5 Lessons I Learned From Playing Division I Soccer
Playing Division I soccer was an experience unlike any other. It was both the most difficult thing I’ve ever done and the most rewarding.
Everyone’s experience will be different but there are a lot of ups and downs that will occur. You have to realize that the high points are definitely worth the low points.
Here are five of the many important lessons that I learned during my collegiate career while at the University of Toledo.
1. Balance is extremely important
You need to figure out your school, soccer, and life balance. Soccer becomes a fulltime job that you will dedicate most of the hours in a day to, make sure that’s what you want.
Although you have less hours than most students to dedicate to school, schoolwork has to take top priority. If you aren’t in good academic standing, you won’t be able to play.
It is vital to understand that you are not a “normal college student.” There will be social events that you have to miss.

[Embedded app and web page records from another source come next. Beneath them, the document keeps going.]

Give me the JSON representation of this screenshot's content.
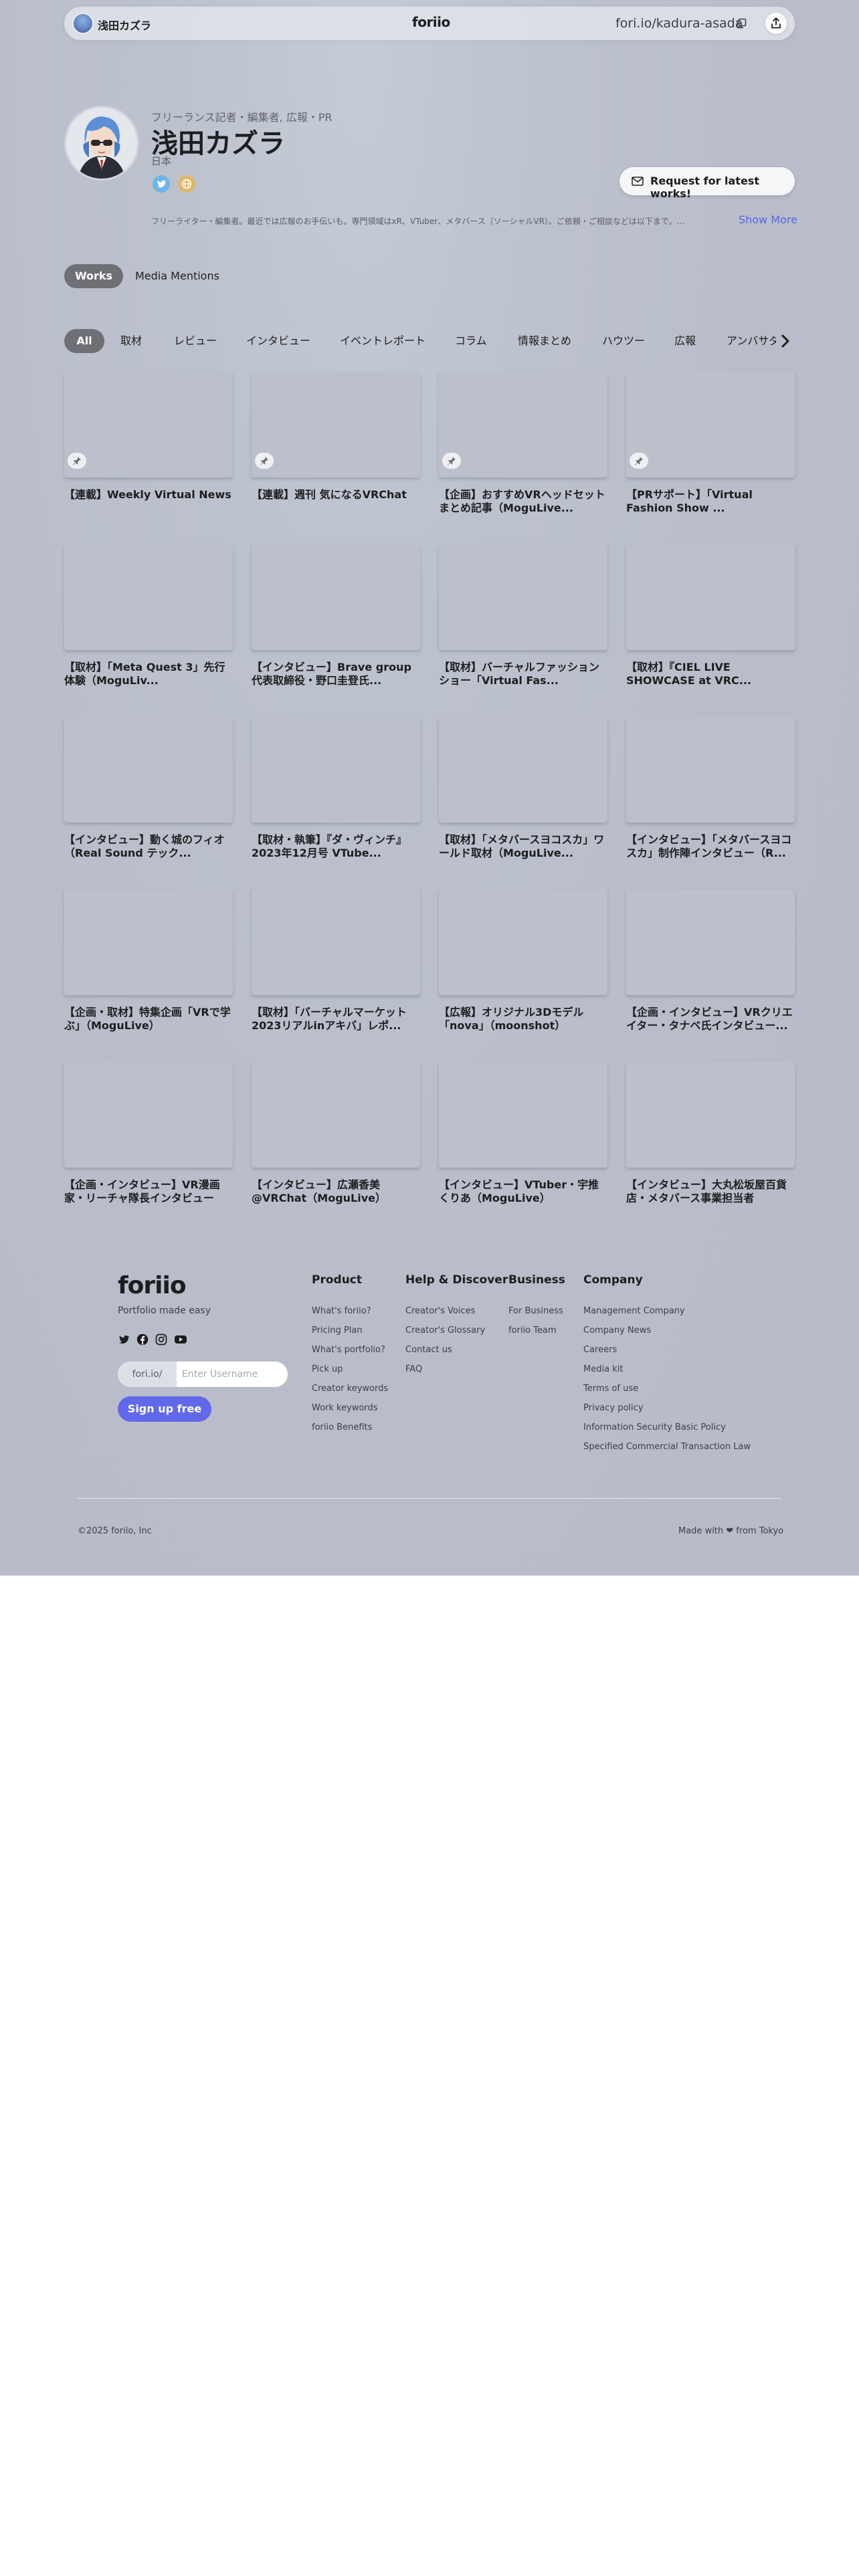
{
  "header": {
    "name": "浅田カズラ",
    "logo": "foriio",
    "url": "fori.io/kadura-asada",
    "copy_icon": "copy-icon",
    "share_icon": "share-icon"
  },
  "profile": {
    "occupation": "フリーランス記者・編集者, 広報・PR",
    "name": "浅田カズラ",
    "location": "日本",
    "socials": [
      "twitter-icon",
      "website-icon"
    ],
    "request_button": "Request for latest works!",
    "bio": "フリーライター・編集者。最近では広報のお手伝いも。専門領域はxR、VTuber、メタバース（ソーシャルVR）。ご依頼・ご相談などは以下まで。…",
    "show_more": "Show More"
  },
  "main_tabs": [
    {
      "label": "Works",
      "active": true
    },
    {
      "label": "Media Mentions",
      "active": false
    }
  ],
  "categories": [
    "All",
    "取材",
    "レビュー",
    "インタビュー",
    "イベントレポート",
    "コラム",
    "情報まとめ",
    "ハウツー",
    "広報",
    "アンバサダー"
  ],
  "works": [
    {
      "title": "【連載】Weekly Virtual News",
      "pinned": true
    },
    {
      "title": "【連載】週刊 気になるVRChat",
      "pinned": true
    },
    {
      "title": "【企画】おすすめVRヘッドセットまとめ記事（MoguLive...",
      "pinned": true
    },
    {
      "title": "【PRサポート】「Virtual Fashion Show ...",
      "pinned": true
    },
    {
      "title": "【取材】「Meta Quest 3」先行体験（MoguLiv...",
      "pinned": false
    },
    {
      "title": "【インタビュー】Brave group代表取締役・野口圭登氏...",
      "pinned": false
    },
    {
      "title": "【取材】バーチャルファッションショー「Virtual Fas...",
      "pinned": false
    },
    {
      "title": "【取材】『CIEL LIVE SHOWCASE at VRC...",
      "pinned": false
    },
    {
      "title": "【インタビュー】動く城のフィオ（Real Sound テック...",
      "pinned": false
    },
    {
      "title": "【取材・執筆】『ダ・ヴィンチ』2023年12月号 VTube...",
      "pinned": false
    },
    {
      "title": "【取材】「メタバースヨコスカ」ワールド取材（MoguLive...",
      "pinned": false
    },
    {
      "title": "【インタビュー】「メタバースヨコスカ」制作陣インタビュー（R...",
      "pinned": false
    },
    {
      "title": "【企画・取材】特集企画「VRで学ぶ」（MoguLive）",
      "pinned": false
    },
    {
      "title": "【取材】「バーチャルマーケット2023リアルinアキバ」レポ...",
      "pinned": false
    },
    {
      "title": "【広報】オリジナル3Dモデル「nova」（moonshot）",
      "pinned": false
    },
    {
      "title": "【企画・インタビュー】VRクリエイター・タナベ氏インタビュー...",
      "pinned": false
    },
    {
      "title": "【企画・インタビュー】VR漫画家・リーチャ隊長インタビュー（...",
      "pinned": false
    },
    {
      "title": "【インタビュー】広瀬香美@VRChat（MoguLive）",
      "pinned": false
    },
    {
      "title": "【インタビュー】VTuber・宇推くりあ（MoguLive）",
      "pinned": false
    },
    {
      "title": "【インタビュー】大丸松坂屋百貨店・メタバース事業担当者（Mo...",
      "pinned": false
    }
  ],
  "footer": {
    "logo": "foriio",
    "tagline": "Portfolio made easy",
    "social_icons": [
      "twitter-icon",
      "facebook-icon",
      "instagram-icon",
      "youtube-icon"
    ],
    "username_prefix": "fori.io/",
    "username_placeholder": "Enter Username",
    "signup": "Sign up free",
    "columns": [
      {
        "heading": "Product",
        "links": [
          "What's foriio?",
          "Pricing Plan",
          "What's portfolio?",
          "Pick up",
          "Creator keywords",
          "Work keywords",
          "foriio Benefits"
        ]
      },
      {
        "heading": "Help & Discover",
        "links": [
          "Creator's Voices",
          "Creator's Glossary",
          "Contact us",
          "FAQ"
        ]
      },
      {
        "heading": "Business",
        "links": [
          "For Business",
          "foriio Team"
        ]
      },
      {
        "heading": "Company",
        "links": [
          "Management Company",
          "Company News",
          "Careers",
          "Media kit",
          "Terms of use",
          "Privacy policy",
          "Information Security Basic Policy",
          "Specified Commercial Transaction Law"
        ]
      }
    ],
    "copyright": "©2025 foriio, Inc",
    "made_with": "Made with ❤ from Tokyo"
  },
  "colors": {
    "accent": "#5a63e8",
    "signup_button": "#6268ea",
    "active_tab": "#6e7076",
    "hero_background": "#b9bdc9"
  }
}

2. With great power comes great responsibility
We are put in a position of role models and we need to act like it.
As a division one athlete, your life is put in a spotlight and people are watching your social media accounts and how you act every day. Be smart and kind.
3. Communication gets you everywhere
If you never ask, you’ll never know. You need to constantly be communicating with coaches, trainers, professors, teammates, friends, and family to make your experience a positive one.
Professors really appreciate student-athletes who let them know their schedules and when they will be missing class or tests.
4. Nobody understands your daily life and struggles better than your teammates
Lean on them, be there for them, and hang out with them off the field.
I find that teams with stronger bonds often play better as well.
5. The game doesn’t last forever
When it comes to your personal health or wellbeing you need to do what is best for you.
It’s important to think about the rest of your life. If your quality of life is negatively affected by playing your sport, you may have to take action. Talk with your coaches, trainers, and doctors to see what your options are.
Some other important points to remember are to make sure you like the college and that it offers the programs you want in case you are injured and can no longer play. Find a coaching staff that will treat you like a person and not a product.
Always do your best and remember why you started playing soccer in the first place.